_Supplied records_
------------

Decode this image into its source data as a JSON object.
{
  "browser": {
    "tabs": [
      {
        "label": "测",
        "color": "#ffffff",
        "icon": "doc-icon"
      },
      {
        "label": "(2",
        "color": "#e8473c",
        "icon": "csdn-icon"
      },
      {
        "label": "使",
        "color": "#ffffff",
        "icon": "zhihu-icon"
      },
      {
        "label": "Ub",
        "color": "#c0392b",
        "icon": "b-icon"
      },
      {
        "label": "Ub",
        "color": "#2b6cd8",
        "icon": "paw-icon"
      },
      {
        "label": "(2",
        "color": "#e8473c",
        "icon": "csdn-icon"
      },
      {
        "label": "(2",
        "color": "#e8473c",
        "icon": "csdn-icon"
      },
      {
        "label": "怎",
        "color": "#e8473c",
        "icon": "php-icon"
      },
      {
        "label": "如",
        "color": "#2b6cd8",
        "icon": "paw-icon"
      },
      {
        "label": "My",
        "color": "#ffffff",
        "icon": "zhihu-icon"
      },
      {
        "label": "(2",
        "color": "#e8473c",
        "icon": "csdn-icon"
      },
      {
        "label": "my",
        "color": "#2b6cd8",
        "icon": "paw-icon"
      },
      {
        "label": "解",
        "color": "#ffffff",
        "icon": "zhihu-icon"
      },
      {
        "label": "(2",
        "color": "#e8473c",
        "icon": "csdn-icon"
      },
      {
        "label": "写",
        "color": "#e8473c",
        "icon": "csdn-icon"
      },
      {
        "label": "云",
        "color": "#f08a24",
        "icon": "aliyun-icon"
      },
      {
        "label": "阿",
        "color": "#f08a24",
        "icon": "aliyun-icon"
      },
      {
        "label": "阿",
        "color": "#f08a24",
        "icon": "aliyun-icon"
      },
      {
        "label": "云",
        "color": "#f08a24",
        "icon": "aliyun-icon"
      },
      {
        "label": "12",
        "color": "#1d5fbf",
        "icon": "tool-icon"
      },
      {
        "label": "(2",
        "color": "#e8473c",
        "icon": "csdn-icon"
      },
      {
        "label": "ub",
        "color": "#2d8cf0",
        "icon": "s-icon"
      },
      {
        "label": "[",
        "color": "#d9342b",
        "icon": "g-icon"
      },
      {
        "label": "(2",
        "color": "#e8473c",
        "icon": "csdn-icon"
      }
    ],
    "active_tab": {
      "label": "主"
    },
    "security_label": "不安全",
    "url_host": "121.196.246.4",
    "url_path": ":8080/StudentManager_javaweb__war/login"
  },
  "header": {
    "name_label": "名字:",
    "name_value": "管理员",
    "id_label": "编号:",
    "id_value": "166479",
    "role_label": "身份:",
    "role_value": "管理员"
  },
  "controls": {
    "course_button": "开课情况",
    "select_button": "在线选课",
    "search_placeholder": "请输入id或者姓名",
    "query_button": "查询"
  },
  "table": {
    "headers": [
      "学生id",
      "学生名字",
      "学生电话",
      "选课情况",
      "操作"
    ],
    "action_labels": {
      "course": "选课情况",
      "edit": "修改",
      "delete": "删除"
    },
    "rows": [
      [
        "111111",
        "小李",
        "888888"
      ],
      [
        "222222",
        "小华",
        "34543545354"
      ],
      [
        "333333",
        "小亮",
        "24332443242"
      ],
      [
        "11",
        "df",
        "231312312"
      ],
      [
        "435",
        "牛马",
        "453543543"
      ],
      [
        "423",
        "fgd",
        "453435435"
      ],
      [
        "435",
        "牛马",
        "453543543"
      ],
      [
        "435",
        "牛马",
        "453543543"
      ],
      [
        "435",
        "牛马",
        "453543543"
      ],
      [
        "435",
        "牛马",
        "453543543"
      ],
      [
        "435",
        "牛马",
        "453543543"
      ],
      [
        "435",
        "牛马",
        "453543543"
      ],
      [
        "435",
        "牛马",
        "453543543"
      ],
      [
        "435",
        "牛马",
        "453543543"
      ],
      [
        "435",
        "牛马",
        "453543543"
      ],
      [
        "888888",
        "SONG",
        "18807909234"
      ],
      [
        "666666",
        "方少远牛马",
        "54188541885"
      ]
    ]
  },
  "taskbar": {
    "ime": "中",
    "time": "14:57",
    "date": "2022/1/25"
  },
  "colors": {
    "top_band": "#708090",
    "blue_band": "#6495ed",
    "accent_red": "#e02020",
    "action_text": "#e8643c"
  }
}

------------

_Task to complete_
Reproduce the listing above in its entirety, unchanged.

_Response to the task_
Decode this image into its source data as a JSON object.
{
  "browser": {
    "tabs": [
      {
        "label": "测",
        "color": "#ffffff",
        "icon": "doc-icon"
      },
      {
        "label": "(2",
        "color": "#e8473c",
        "icon": "csdn-icon"
      },
      {
        "label": "使",
        "color": "#ffffff",
        "icon": "zhihu-icon"
      },
      {
        "label": "Ub",
        "color": "#c0392b",
        "icon": "b-icon"
      },
      {
        "label": "Ub",
        "color": "#2b6cd8",
        "icon": "paw-icon"
      },
      {
        "label": "(2",
        "color": "#e8473c",
        "icon": "csdn-icon"
      },
      {
        "label": "(2",
        "color": "#e8473c",
        "icon": "csdn-icon"
      },
      {
        "label": "怎",
        "color": "#e8473c",
        "icon": "php-icon"
      },
      {
        "label": "如",
        "color": "#2b6cd8",
        "icon": "paw-icon"
      },
      {
        "label": "My",
        "color": "#ffffff",
        "icon": "zhihu-icon"
      },
      {
        "label": "(2",
        "color": "#e8473c",
        "icon": "csdn-icon"
      },
      {
        "label": "my",
        "color": "#2b6cd8",
        "icon": "paw-icon"
      },
      {
        "label": "解",
        "color": "#ffffff",
        "icon": "zhihu-icon"
      },
      {
        "label": "(2",
        "color": "#e8473c",
        "icon": "csdn-icon"
      },
      {
        "label": "写",
        "color": "#e8473c",
        "icon": "csdn-icon"
      },
      {
        "label": "云",
        "color": "#f08a24",
        "icon": "aliyun-icon"
      },
      {
        "label": "阿",
        "color": "#f08a24",
        "icon": "aliyun-icon"
      },
      {
        "label": "阿",
        "color": "#f08a24",
        "icon": "aliyun-icon"
      },
      {
        "label": "云",
        "color": "#f08a24",
        "icon": "aliyun-icon"
      },
      {
        "label": "12",
        "color": "#1d5fbf",
        "icon": "tool-icon"
      },
      {
        "label": "(2",
        "color": "#e8473c",
        "icon": "csdn-icon"
      },
      {
        "label": "ub",
        "color": "#2d8cf0",
        "icon": "s-icon"
      },
      {
        "label": "[",
        "color": "#d9342b",
        "icon": "g-icon"
      },
      {
        "label": "(2",
        "color": "#e8473c",
        "icon": "csdn-icon"
      }
    ],
    "active_tab": {
      "label": "主"
    },
    "security_label": "不安全",
    "url_host": "121.196.246.4",
    "url_path": ":8080/StudentManager_javaweb__war/login"
  },
  "header": {
    "name_label": "名字:",
    "name_value": "管理员",
    "id_label": "编号:",
    "id_value": "166479",
    "role_label": "身份:",
    "role_value": "管理员"
  },
  "controls": {
    "course_button": "开课情况",
    "select_button": "在线选课",
    "search_placeholder": "请输入id或者姓名",
    "query_button": "查询"
  },
  "table": {
    "headers": [
      "学生id",
      "学生名字",
      "学生电话",
      "选课情况",
      "操作"
    ],
    "action_labels": {
      "course": "选课情况",
      "edit": "修改",
      "delete": "删除"
    },
    "rows": [
      [
        "111111",
        "小李",
        "888888"
      ],
      [
        "222222",
        "小华",
        "34543545354"
      ],
      [
        "333333",
        "小亮",
        "24332443242"
      ],
      [
        "11",
        "df",
        "231312312"
      ],
      [
        "435",
        "牛马",
        "453543543"
      ],
      [
        "423",
        "fgd",
        "453435435"
      ],
      [
        "435",
        "牛马",
        "453543543"
      ],
      [
        "435",
        "牛马",
        "453543543"
      ],
      [
        "435",
        "牛马",
        "453543543"
      ],
      [
        "435",
        "牛马",
        "453543543"
      ],
      [
        "435",
        "牛马",
        "453543543"
      ],
      [
        "435",
        "牛马",
        "453543543"
      ],
      [
        "435",
        "牛马",
        "453543543"
      ],
      [
        "435",
        "牛马",
        "453543543"
      ],
      [
        "435",
        "牛马",
        "453543543"
      ],
      [
        "888888",
        "SONG",
        "18807909234"
      ],
      [
        "666666",
        "方少远牛马",
        "54188541885"
      ]
    ]
  },
  "taskbar": {
    "ime": "中",
    "time": "14:57",
    "date": "2022/1/25"
  },
  "colors": {
    "top_band": "#708090",
    "blue_band": "#6495ed",
    "accent_red": "#e02020",
    "action_text": "#e8643c"
  }
}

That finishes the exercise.